■ Directions: Please count the lines in the data below that hold "true" and answer with the number by itself.

■ Data records for software interfaces:

- Opening Delimiter -

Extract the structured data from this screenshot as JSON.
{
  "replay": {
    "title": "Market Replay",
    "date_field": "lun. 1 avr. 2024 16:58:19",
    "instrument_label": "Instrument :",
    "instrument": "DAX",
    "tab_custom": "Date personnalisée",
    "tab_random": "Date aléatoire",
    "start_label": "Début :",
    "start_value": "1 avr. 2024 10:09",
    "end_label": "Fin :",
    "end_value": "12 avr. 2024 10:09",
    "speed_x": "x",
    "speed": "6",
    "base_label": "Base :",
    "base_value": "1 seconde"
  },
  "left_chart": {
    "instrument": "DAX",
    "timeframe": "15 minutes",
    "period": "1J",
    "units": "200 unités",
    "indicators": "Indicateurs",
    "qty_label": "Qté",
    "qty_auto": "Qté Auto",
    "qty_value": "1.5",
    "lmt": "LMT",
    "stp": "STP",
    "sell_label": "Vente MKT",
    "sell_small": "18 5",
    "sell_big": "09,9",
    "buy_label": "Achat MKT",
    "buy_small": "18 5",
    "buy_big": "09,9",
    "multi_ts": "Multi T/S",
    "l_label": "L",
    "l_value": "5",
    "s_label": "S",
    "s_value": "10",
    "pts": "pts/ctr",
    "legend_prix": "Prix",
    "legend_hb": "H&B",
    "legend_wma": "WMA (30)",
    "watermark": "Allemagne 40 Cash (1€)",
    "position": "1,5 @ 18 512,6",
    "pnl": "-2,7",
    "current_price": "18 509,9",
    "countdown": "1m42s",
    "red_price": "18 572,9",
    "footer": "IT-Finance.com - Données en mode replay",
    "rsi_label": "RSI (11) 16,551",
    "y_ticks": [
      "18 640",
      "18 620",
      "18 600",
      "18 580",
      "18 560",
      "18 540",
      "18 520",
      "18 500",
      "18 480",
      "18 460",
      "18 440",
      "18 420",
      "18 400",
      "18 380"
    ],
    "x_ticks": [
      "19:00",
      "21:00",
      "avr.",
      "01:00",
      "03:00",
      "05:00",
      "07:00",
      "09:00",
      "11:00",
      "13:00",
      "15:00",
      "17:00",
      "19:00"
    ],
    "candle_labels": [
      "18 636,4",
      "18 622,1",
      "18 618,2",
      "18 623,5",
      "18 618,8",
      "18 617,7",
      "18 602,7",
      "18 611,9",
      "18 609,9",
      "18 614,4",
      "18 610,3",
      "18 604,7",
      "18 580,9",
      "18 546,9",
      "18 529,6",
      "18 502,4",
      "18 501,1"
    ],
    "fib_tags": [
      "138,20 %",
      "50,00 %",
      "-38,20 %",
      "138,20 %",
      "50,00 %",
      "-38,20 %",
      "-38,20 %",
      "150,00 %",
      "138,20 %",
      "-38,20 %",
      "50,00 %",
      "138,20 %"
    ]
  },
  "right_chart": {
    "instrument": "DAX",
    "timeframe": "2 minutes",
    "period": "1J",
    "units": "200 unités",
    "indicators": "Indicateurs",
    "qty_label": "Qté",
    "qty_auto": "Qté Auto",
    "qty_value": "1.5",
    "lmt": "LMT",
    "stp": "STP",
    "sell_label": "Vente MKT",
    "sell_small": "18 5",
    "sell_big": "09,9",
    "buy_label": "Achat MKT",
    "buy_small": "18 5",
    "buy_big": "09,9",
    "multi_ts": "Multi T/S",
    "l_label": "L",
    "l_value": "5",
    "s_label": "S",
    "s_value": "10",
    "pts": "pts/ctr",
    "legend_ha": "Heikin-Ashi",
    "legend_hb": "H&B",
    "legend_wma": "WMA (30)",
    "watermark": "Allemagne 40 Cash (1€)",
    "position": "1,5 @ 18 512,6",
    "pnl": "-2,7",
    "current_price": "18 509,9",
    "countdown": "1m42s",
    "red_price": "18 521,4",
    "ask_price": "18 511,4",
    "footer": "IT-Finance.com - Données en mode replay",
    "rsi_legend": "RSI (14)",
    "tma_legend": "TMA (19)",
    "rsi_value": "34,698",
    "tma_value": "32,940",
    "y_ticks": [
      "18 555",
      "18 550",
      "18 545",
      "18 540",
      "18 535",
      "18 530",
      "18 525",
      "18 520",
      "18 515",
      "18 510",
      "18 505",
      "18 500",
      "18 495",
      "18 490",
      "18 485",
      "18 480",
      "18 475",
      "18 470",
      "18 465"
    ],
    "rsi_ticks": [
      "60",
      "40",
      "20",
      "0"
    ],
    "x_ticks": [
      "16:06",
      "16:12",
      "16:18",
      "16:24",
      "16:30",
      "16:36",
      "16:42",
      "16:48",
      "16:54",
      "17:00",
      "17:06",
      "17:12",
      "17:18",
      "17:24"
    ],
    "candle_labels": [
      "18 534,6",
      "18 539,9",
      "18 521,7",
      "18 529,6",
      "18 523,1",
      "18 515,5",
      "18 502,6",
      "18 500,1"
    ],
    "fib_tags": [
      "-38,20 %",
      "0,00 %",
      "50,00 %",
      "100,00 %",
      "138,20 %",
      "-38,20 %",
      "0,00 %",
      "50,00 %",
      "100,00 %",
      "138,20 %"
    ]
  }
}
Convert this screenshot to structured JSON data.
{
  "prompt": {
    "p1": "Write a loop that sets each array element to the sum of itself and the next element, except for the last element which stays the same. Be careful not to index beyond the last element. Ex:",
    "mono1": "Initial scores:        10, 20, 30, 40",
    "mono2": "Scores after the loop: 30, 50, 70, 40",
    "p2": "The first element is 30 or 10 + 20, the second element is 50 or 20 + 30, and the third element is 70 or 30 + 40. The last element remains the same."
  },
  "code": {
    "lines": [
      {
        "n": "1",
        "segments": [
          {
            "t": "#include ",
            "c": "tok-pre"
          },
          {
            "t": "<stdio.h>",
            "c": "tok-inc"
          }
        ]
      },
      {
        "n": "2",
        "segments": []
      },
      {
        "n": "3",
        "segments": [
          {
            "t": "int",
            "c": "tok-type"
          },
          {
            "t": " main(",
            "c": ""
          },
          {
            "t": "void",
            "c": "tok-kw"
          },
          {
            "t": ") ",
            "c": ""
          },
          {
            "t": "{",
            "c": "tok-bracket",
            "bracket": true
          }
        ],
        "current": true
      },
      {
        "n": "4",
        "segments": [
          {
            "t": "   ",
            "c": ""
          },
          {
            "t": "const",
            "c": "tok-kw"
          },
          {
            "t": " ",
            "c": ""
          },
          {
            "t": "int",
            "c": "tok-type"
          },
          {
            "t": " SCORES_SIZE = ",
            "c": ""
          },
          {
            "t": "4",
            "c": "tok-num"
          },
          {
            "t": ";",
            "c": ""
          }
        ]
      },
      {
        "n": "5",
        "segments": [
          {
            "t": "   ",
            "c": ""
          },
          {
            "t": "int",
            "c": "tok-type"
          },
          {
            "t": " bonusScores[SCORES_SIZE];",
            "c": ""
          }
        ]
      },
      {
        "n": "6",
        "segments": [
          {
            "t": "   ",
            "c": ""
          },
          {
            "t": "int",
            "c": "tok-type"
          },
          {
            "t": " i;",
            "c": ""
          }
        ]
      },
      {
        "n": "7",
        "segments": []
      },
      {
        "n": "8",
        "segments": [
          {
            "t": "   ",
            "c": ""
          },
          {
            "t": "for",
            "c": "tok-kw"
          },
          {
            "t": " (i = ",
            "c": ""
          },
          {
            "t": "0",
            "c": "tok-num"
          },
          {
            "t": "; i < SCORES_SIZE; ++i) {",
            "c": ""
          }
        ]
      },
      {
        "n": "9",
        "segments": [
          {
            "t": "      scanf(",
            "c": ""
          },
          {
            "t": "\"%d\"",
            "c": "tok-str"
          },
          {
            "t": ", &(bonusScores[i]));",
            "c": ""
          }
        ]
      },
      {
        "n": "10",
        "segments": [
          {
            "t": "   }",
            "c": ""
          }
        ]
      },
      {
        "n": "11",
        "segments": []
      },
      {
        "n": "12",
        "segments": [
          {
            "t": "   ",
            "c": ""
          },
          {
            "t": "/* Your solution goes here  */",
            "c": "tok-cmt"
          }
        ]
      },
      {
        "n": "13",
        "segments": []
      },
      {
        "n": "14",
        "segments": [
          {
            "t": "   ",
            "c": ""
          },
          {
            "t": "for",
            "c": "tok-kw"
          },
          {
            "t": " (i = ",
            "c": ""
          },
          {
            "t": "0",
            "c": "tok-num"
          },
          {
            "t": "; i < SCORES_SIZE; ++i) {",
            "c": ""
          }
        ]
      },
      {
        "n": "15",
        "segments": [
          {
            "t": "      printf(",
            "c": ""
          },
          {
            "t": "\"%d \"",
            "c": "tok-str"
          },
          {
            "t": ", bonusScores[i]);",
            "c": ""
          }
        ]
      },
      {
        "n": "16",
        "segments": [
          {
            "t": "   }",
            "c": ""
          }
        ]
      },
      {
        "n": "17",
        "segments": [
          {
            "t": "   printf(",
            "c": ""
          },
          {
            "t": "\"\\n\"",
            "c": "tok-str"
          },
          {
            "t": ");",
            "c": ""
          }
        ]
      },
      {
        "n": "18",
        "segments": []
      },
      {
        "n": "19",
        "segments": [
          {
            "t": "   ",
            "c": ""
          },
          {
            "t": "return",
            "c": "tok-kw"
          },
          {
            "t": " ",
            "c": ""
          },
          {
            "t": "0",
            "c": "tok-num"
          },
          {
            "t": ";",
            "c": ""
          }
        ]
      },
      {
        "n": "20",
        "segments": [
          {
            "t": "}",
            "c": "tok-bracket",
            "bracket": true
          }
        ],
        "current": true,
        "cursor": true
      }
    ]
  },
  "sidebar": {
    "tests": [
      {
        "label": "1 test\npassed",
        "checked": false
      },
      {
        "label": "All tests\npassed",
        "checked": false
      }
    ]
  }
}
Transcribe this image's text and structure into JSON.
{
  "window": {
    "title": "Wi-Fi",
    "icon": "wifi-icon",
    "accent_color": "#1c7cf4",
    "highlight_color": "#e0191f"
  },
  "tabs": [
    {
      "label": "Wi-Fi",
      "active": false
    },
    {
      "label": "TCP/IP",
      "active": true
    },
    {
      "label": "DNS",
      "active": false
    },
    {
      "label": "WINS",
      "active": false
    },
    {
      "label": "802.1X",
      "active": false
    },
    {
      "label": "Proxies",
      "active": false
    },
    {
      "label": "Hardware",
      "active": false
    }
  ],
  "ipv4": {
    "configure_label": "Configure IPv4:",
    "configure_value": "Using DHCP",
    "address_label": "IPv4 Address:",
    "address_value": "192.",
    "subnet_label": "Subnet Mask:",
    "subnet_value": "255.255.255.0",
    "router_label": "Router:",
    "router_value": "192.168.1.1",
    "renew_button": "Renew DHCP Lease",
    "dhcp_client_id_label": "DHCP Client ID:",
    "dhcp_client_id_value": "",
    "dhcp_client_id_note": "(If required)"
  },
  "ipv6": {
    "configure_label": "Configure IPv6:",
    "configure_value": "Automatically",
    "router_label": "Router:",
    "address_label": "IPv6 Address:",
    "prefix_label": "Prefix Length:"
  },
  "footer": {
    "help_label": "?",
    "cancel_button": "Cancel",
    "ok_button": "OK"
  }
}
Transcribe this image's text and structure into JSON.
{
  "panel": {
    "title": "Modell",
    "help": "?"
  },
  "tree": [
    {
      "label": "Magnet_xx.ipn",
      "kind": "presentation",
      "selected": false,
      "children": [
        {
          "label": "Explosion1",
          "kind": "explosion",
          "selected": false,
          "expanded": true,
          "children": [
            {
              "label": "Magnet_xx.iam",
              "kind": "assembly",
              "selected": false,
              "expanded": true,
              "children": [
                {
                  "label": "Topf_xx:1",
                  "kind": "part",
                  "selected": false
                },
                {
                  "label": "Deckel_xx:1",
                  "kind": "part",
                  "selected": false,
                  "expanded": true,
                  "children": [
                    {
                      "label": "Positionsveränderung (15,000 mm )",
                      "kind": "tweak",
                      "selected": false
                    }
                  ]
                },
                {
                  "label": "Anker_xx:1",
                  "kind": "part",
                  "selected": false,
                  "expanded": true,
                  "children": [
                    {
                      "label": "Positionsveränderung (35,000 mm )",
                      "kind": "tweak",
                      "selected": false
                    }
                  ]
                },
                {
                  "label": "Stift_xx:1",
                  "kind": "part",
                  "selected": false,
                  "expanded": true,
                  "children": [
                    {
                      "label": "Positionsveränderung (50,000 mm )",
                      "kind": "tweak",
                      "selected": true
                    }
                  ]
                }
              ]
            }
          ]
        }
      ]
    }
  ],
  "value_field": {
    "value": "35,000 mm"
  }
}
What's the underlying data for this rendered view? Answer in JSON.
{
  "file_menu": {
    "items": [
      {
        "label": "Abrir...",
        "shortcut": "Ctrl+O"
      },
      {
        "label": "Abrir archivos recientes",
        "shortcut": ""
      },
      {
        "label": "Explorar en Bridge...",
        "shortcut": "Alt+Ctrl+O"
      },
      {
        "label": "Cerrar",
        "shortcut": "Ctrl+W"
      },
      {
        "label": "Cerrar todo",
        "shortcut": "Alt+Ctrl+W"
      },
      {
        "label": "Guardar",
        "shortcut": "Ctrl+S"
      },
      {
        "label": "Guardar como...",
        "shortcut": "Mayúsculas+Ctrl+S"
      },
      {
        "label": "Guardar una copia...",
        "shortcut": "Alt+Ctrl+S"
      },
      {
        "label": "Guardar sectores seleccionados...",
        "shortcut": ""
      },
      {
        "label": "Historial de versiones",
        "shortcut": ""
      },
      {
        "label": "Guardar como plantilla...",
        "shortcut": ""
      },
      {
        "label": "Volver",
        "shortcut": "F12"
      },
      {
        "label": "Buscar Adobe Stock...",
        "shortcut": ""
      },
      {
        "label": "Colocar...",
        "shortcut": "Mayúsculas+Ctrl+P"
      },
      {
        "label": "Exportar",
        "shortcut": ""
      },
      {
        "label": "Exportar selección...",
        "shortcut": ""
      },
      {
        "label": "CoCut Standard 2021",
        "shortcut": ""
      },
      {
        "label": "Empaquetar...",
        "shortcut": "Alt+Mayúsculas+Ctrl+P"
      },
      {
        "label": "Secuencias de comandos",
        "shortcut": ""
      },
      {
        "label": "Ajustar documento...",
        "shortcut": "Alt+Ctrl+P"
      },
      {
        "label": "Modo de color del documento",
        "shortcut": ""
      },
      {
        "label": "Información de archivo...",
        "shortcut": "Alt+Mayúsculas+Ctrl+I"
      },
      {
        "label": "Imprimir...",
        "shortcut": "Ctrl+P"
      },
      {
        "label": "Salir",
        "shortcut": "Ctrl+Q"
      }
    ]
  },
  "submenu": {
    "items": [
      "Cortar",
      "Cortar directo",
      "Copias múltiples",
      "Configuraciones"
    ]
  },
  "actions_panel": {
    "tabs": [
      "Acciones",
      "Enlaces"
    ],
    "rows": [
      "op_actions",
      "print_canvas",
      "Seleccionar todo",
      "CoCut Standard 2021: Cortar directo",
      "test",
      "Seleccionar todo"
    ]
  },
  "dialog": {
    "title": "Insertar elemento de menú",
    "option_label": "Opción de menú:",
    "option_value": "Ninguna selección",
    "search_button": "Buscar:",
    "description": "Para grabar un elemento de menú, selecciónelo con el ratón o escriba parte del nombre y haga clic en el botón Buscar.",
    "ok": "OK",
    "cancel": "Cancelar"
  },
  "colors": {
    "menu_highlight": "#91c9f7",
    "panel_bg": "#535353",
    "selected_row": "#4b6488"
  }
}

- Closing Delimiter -

■ Exercise response: 12